* _What to do_
Would you please write out each entry precisely as given?

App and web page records
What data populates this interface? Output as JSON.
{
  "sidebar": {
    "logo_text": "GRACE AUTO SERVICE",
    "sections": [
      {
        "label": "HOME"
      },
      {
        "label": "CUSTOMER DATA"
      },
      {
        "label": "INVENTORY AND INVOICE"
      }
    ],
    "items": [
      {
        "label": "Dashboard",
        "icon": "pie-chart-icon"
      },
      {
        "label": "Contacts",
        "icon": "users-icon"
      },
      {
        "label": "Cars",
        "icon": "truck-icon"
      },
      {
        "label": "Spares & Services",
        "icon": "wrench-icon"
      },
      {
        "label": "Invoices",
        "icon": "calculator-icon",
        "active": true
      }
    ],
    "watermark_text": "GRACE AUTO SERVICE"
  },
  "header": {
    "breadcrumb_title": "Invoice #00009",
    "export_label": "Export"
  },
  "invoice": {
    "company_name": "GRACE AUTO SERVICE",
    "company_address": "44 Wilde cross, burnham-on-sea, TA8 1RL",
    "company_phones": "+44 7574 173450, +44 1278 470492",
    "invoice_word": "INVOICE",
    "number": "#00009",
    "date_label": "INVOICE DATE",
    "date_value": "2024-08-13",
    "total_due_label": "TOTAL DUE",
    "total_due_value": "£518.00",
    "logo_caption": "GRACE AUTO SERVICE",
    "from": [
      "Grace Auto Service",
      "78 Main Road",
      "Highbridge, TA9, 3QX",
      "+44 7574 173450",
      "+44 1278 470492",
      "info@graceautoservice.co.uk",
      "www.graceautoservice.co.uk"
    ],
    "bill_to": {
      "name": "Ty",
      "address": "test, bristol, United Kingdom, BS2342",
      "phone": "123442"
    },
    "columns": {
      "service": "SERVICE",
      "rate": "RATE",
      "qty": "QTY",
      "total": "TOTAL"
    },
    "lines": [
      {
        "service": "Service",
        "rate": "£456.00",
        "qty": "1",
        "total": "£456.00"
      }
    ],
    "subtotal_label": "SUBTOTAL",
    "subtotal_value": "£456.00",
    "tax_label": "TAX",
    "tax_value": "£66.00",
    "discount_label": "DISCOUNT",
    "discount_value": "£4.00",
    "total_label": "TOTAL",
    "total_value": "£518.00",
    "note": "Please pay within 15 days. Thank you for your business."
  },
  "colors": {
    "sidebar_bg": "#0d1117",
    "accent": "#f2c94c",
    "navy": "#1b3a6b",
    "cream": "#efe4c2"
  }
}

* _Task result_
What data populates this interface? Output as JSON.
{
  "sidebar": {
    "logo_text": "GRACE AUTO SERVICE",
    "sections": [
      {
        "label": "HOME"
      },
      {
        "label": "CUSTOMER DATA"
      },
      {
        "label": "INVENTORY AND INVOICE"
      }
    ],
    "items": [
      {
        "label": "Dashboard",
        "icon": "pie-chart-icon"
      },
      {
        "label": "Contacts",
        "icon": "users-icon"
      },
      {
        "label": "Cars",
        "icon": "truck-icon"
      },
      {
        "label": "Spares & Services",
        "icon": "wrench-icon"
      },
      {
        "label": "Invoices",
        "icon": "calculator-icon",
        "active": true
      }
    ],
    "watermark_text": "GRACE AUTO SERVICE"
  },
  "header": {
    "breadcrumb_title": "Invoice #00009",
    "export_label": "Export"
  },
  "invoice": {
    "company_name": "GRACE AUTO SERVICE",
    "company_address": "44 Wilde cross, burnham-on-sea, TA8 1RL",
    "company_phones": "+44 7574 173450, +44 1278 470492",
    "invoice_word": "INVOICE",
    "number": "#00009",
    "date_label": "INVOICE DATE",
    "date_value": "2024-08-13",
    "total_due_label": "TOTAL DUE",
    "total_due_value": "£518.00",
    "logo_caption": "GRACE AUTO SERVICE",
    "from": [
      "Grace Auto Service",
      "78 Main Road",
      "Highbridge, TA9, 3QX",
      "+44 7574 173450",
      "+44 1278 470492",
      "info@graceautoservice.co.uk",
      "www.graceautoservice.co.uk"
    ],
    "bill_to": {
      "name": "Ty",
      "address": "test, bristol, United Kingdom, BS2342",
      "phone": "123442"
    },
    "columns": {
      "service": "SERVICE",
      "rate": "RATE",
      "qty": "QTY",
      "total": "TOTAL"
    },
    "lines": [
      {
        "service": "Service",
        "rate": "£456.00",
        "qty": "1",
        "total": "£456.00"
      }
    ],
    "subtotal_label": "SUBTOTAL",
    "subtotal_value": "£456.00",
    "tax_label": "TAX",
    "tax_value": "£66.00",
    "discount_label": "DISCOUNT",
    "discount_value": "£4.00",
    "total_label": "TOTAL",
    "total_value": "£518.00",
    "note": "Please pay within 15 days. Thank you for your business."
  },
  "colors": {
    "sidebar_bg": "#0d1117",
    "accent": "#f2c94c",
    "navy": "#1b3a6b",
    "cream": "#efe4c2"
  }
}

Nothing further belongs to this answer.